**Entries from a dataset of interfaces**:
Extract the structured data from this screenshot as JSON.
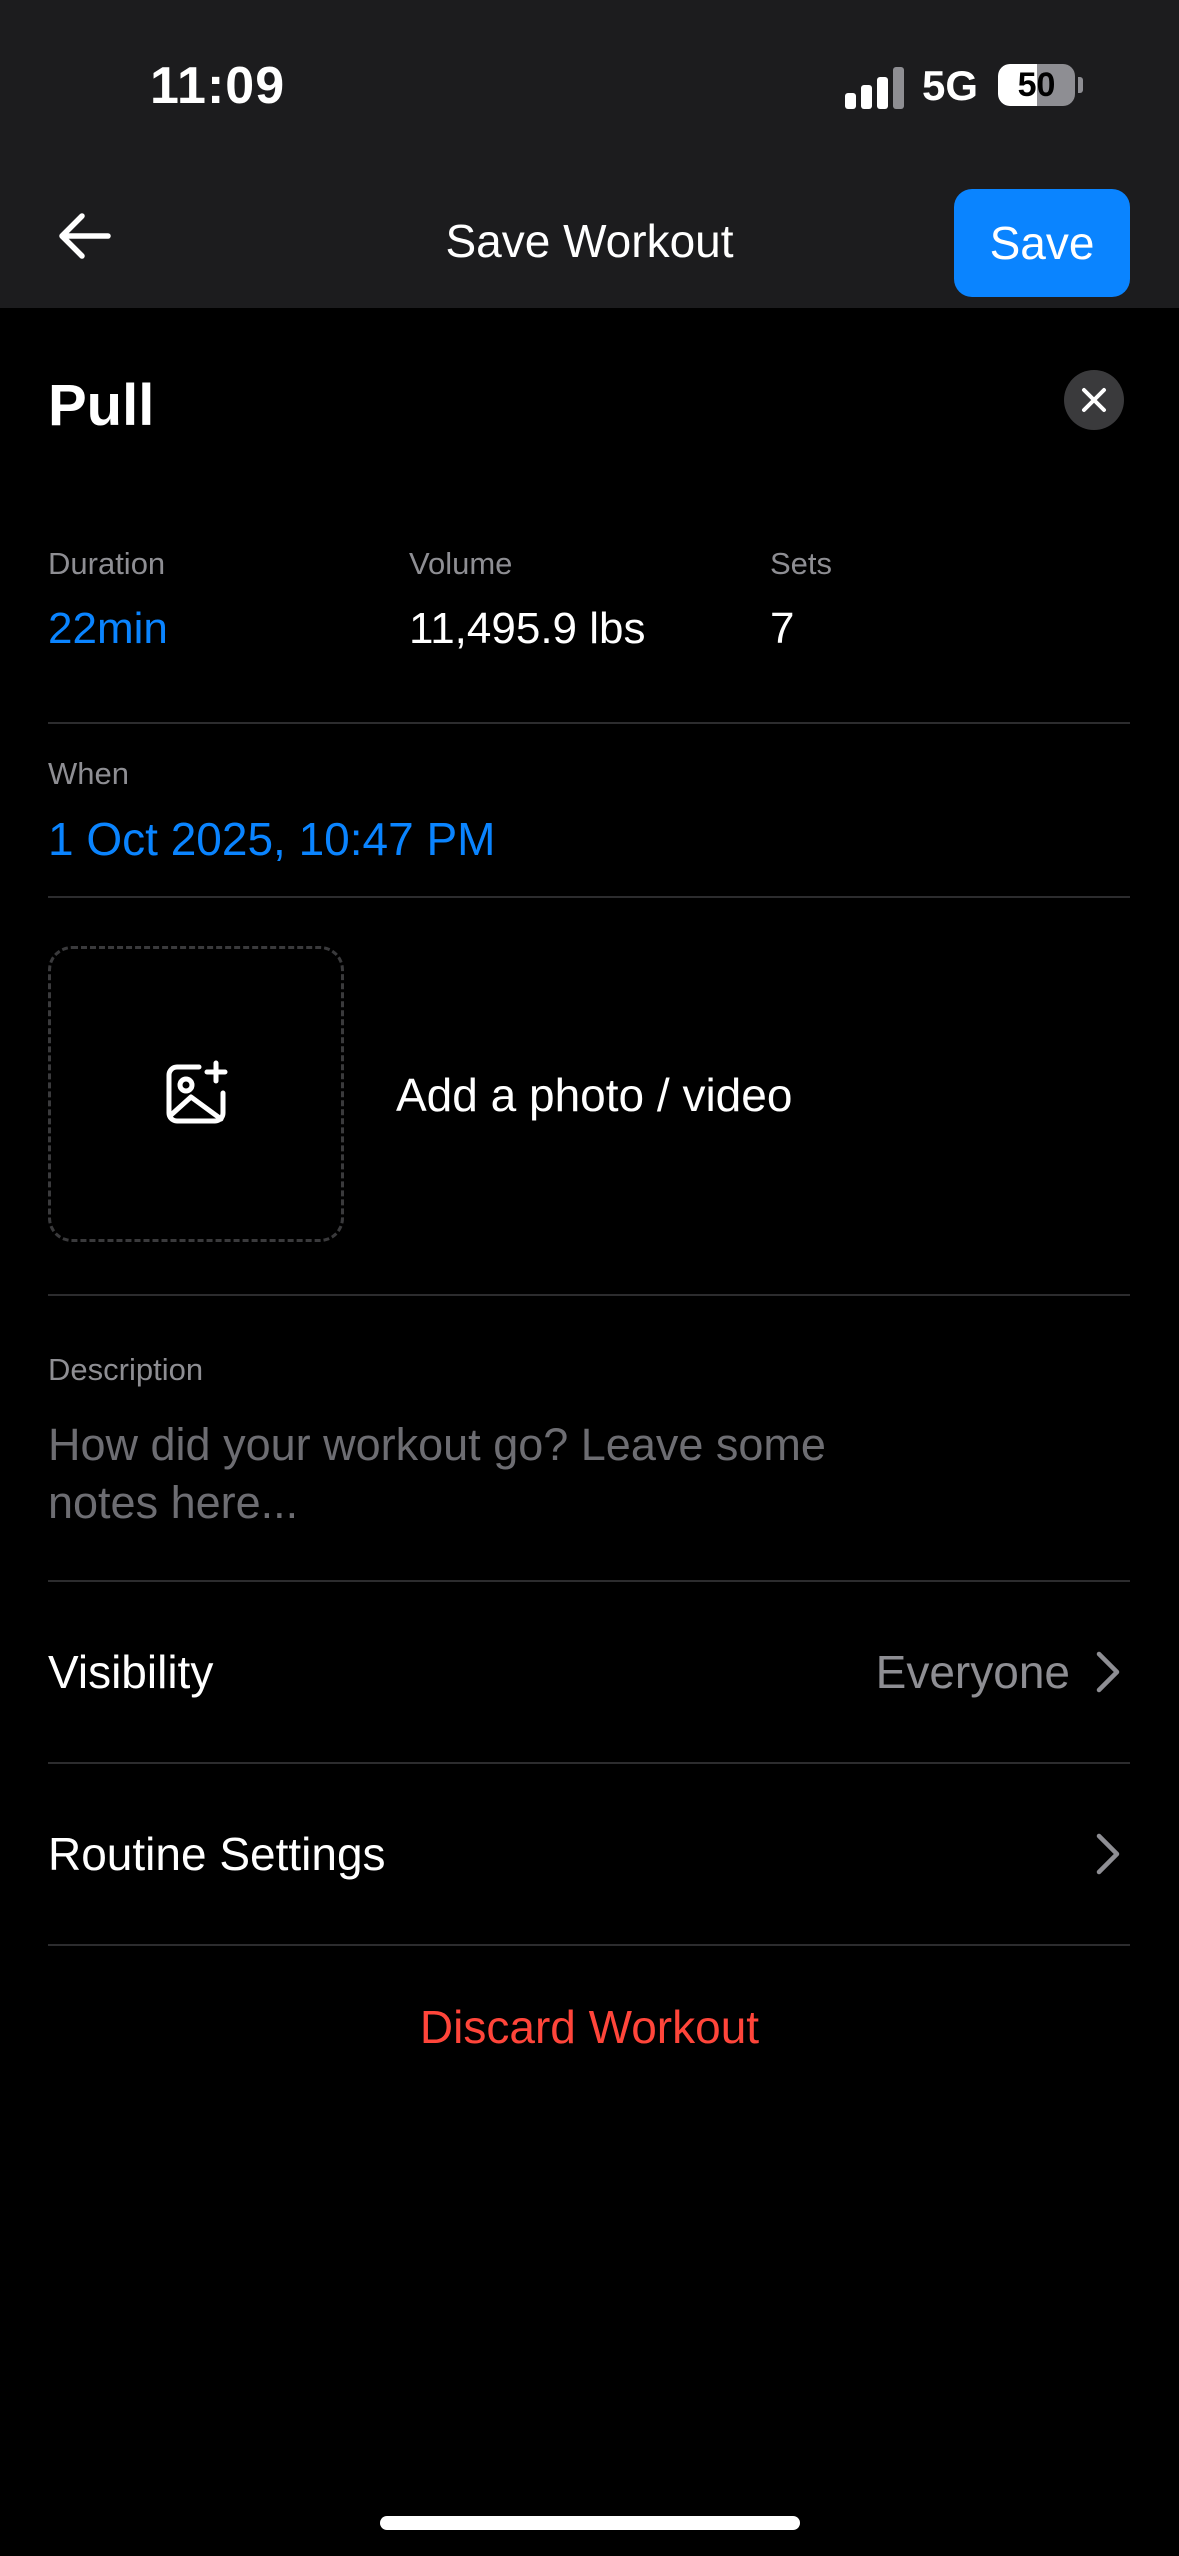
{
  "status_bar": {
    "time": "11:09",
    "network": "5G",
    "battery": "50",
    "battery_level": 0.5
  },
  "nav": {
    "title": "Save Workout",
    "save_label": "Save",
    "back_icon": "arrow-left-icon"
  },
  "workout": {
    "title": "Pull",
    "close_icon": "close-icon"
  },
  "stats": [
    {
      "label": "Duration",
      "value": "22min"
    },
    {
      "label": "Volume",
      "value": "11,495.9 lbs"
    },
    {
      "label": "Sets",
      "value": "7"
    }
  ],
  "when": {
    "label": "When",
    "value": "1 Oct 2025, 10:47 PM"
  },
  "media": {
    "label": "Add a photo / video",
    "icon": "add-photo-icon"
  },
  "description": {
    "label": "Description",
    "placeholder": "How did your workout go? Leave some notes here..."
  },
  "visibility": {
    "label": "Visibility",
    "value": "Everyone"
  },
  "routine_settings": {
    "label": "Routine Settings"
  },
  "discard_label": "Discard Workout",
  "colors": {
    "accent": "#0a84ff",
    "danger": "#ff453a",
    "background": "#000000",
    "header": "#1c1c1e"
  }
}
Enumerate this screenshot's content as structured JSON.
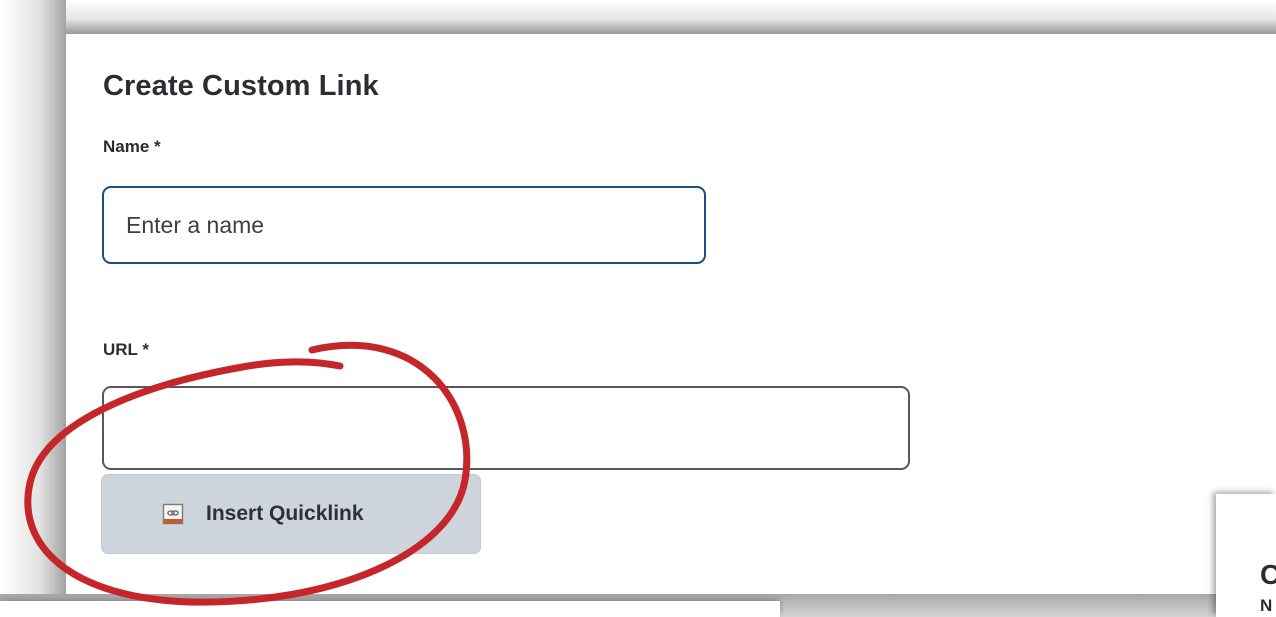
{
  "dialog": {
    "title": "Create Custom Link",
    "name_label": "Name *",
    "name_placeholder": "Enter a name",
    "url_label": "URL *",
    "url_value": "",
    "quicklink_button_label": "Insert Quicklink"
  },
  "background_panel": {
    "title_partial": "C",
    "label_partial": "N"
  },
  "colors": {
    "name_input_border": "#184e86",
    "url_input_border": "#55595e",
    "quicklink_button_bg": "#cdd4dc",
    "annotation_circle": "#c4262a"
  },
  "icons": {
    "quicklink": "quicklink-icon",
    "annotation": "red-highlight-circle"
  }
}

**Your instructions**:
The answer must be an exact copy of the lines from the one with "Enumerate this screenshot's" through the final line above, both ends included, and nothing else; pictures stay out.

**Output below**:
Enumerate this screenshot's content as structured JSON.
{
  "dialog": {
    "title": "Create Custom Link",
    "name_label": "Name *",
    "name_placeholder": "Enter a name",
    "url_label": "URL *",
    "url_value": "",
    "quicklink_button_label": "Insert Quicklink"
  },
  "background_panel": {
    "title_partial": "C",
    "label_partial": "N"
  },
  "colors": {
    "name_input_border": "#184e86",
    "url_input_border": "#55595e",
    "quicklink_button_bg": "#cdd4dc",
    "annotation_circle": "#c4262a"
  },
  "icons": {
    "quicklink": "quicklink-icon",
    "annotation": "red-highlight-circle"
  }
}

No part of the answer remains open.